### [Required work]
Only an exact copy of the listing below will do.
◇ ◇ ◇ ◇ ◇ ◇ ◇
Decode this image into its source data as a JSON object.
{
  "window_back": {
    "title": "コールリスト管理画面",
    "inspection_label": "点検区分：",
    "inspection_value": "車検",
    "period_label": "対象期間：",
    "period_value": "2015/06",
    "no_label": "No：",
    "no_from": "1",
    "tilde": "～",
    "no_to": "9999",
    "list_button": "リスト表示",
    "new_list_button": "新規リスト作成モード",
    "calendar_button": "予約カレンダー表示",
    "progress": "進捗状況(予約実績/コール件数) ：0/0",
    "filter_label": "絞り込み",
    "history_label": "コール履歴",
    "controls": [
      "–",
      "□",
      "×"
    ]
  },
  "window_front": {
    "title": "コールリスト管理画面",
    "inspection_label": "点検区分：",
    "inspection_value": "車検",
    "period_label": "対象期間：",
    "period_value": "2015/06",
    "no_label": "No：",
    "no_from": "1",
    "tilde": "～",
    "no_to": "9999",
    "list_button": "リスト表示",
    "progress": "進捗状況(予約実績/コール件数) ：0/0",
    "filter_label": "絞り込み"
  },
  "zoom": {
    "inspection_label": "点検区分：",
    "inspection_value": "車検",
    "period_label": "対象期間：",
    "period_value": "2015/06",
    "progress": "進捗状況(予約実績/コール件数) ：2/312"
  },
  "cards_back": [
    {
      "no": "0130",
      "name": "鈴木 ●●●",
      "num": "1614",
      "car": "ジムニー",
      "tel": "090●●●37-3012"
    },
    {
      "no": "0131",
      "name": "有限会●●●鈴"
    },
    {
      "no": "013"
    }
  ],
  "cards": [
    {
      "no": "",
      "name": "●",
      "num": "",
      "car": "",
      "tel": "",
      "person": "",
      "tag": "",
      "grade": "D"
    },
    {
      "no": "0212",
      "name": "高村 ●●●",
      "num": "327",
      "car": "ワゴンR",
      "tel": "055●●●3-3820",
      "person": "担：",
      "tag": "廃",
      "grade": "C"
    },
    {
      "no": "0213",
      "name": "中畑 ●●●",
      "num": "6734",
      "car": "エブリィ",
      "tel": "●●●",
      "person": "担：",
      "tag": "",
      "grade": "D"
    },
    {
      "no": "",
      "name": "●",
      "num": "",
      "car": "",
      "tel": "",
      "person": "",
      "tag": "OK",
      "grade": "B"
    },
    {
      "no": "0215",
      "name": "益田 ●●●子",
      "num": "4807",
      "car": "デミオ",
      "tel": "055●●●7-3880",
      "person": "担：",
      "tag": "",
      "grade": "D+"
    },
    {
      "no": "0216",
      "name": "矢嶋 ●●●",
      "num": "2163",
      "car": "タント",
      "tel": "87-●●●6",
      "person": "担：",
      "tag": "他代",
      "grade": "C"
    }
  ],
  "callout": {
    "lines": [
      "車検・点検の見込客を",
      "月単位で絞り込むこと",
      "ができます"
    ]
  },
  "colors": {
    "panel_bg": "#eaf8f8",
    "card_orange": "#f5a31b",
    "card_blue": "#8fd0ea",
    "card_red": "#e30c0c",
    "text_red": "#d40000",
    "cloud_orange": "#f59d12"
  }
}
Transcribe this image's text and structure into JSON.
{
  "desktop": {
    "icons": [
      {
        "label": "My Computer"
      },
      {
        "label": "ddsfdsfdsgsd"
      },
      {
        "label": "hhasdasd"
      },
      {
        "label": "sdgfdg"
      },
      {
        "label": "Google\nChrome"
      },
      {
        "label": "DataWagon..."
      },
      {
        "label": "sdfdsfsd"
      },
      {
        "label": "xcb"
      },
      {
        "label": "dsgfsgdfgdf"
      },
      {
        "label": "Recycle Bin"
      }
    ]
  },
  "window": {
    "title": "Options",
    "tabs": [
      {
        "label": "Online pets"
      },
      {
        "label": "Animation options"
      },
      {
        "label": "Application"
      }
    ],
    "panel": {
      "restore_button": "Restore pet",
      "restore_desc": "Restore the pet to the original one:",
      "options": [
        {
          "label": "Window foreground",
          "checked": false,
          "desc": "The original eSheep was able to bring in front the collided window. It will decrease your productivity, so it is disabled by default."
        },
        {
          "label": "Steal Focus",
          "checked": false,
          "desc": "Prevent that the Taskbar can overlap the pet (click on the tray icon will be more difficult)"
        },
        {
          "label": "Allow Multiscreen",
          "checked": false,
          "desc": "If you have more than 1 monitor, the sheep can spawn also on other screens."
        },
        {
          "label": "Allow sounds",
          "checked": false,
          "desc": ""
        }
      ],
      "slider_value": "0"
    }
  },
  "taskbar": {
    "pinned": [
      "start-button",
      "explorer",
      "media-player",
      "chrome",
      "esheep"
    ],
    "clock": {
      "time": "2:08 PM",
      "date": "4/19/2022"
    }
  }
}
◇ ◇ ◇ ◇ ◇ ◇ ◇
### [Response to the exercise]
Decode this image into its source data as a JSON object.
{
  "window_back": {
    "title": "コールリスト管理画面",
    "inspection_label": "点検区分：",
    "inspection_value": "車検",
    "period_label": "対象期間：",
    "period_value": "2015/06",
    "no_label": "No：",
    "no_from": "1",
    "tilde": "～",
    "no_to": "9999",
    "list_button": "リスト表示",
    "new_list_button": "新規リスト作成モード",
    "calendar_button": "予約カレンダー表示",
    "progress": "進捗状況(予約実績/コール件数) ：0/0",
    "filter_label": "絞り込み",
    "history_label": "コール履歴",
    "controls": [
      "–",
      "□",
      "×"
    ]
  },
  "window_front": {
    "title": "コールリスト管理画面",
    "inspection_label": "点検区分：",
    "inspection_value": "車検",
    "period_label": "対象期間：",
    "period_value": "2015/06",
    "no_label": "No：",
    "no_from": "1",
    "tilde": "～",
    "no_to": "9999",
    "list_button": "リスト表示",
    "progress": "進捗状況(予約実績/コール件数) ：0/0",
    "filter_label": "絞り込み"
  },
  "zoom": {
    "inspection_label": "点検区分：",
    "inspection_value": "車検",
    "period_label": "対象期間：",
    "period_value": "2015/06",
    "progress": "進捗状況(予約実績/コール件数) ：2/312"
  },
  "cards_back": [
    {
      "no": "0130",
      "name": "鈴木 ●●●",
      "num": "1614",
      "car": "ジムニー",
      "tel": "090●●●37-3012"
    },
    {
      "no": "0131",
      "name": "有限会●●●鈴"
    },
    {
      "no": "013"
    }
  ],
  "cards": [
    {
      "no": "",
      "name": "●",
      "num": "",
      "car": "",
      "tel": "",
      "person": "",
      "tag": "",
      "grade": "D"
    },
    {
      "no": "0212",
      "name": "高村 ●●●",
      "num": "327",
      "car": "ワゴンR",
      "tel": "055●●●3-3820",
      "person": "担：",
      "tag": "廃",
      "grade": "C"
    },
    {
      "no": "0213",
      "name": "中畑 ●●●",
      "num": "6734",
      "car": "エブリィ",
      "tel": "●●●",
      "person": "担：",
      "tag": "",
      "grade": "D"
    },
    {
      "no": "",
      "name": "●",
      "num": "",
      "car": "",
      "tel": "",
      "person": "",
      "tag": "OK",
      "grade": "B"
    },
    {
      "no": "0215",
      "name": "益田 ●●●子",
      "num": "4807",
      "car": "デミオ",
      "tel": "055●●●7-3880",
      "person": "担：",
      "tag": "",
      "grade": "D+"
    },
    {
      "no": "0216",
      "name": "矢嶋 ●●●",
      "num": "2163",
      "car": "タント",
      "tel": "87-●●●6",
      "person": "担：",
      "tag": "他代",
      "grade": "C"
    }
  ],
  "callout": {
    "lines": [
      "車検・点検の見込客を",
      "月単位で絞り込むこと",
      "ができます"
    ]
  },
  "colors": {
    "panel_bg": "#eaf8f8",
    "card_orange": "#f5a31b",
    "card_blue": "#8fd0ea",
    "card_red": "#e30c0c",
    "text_red": "#d40000",
    "cloud_orange": "#f59d12"
  }
}
Transcribe this image's text and structure into JSON.
{
  "desktop": {
    "icons": [
      {
        "label": "My Computer"
      },
      {
        "label": "ddsfdsfdsgsd"
      },
      {
        "label": "hhasdasd"
      },
      {
        "label": "sdgfdg"
      },
      {
        "label": "Google\nChrome"
      },
      {
        "label": "DataWagon..."
      },
      {
        "label": "sdfdsfsd"
      },
      {
        "label": "xcb"
      },
      {
        "label": "dsgfsgdfgdf"
      },
      {
        "label": "Recycle Bin"
      }
    ]
  },
  "window": {
    "title": "Options",
    "tabs": [
      {
        "label": "Online pets"
      },
      {
        "label": "Animation options"
      },
      {
        "label": "Application"
      }
    ],
    "panel": {
      "restore_button": "Restore pet",
      "restore_desc": "Restore the pet to the original one:",
      "options": [
        {
          "label": "Window foreground",
          "checked": false,
          "desc": "The original eSheep was able to bring in front the collided window. It will decrease your productivity, so it is disabled by default."
        },
        {
          "label": "Steal Focus",
          "checked": false,
          "desc": "Prevent that the Taskbar can overlap the pet (click on the tray icon will be more difficult)"
        },
        {
          "label": "Allow Multiscreen",
          "checked": false,
          "desc": "If you have more than 1 monitor, the sheep can spawn also on other screens."
        },
        {
          "label": "Allow sounds",
          "checked": false,
          "desc": ""
        }
      ],
      "slider_value": "0"
    }
  },
  "taskbar": {
    "pinned": [
      "start-button",
      "explorer",
      "media-player",
      "chrome",
      "esheep"
    ],
    "clock": {
      "time": "2:08 PM",
      "date": "4/19/2022"
    }
  }
}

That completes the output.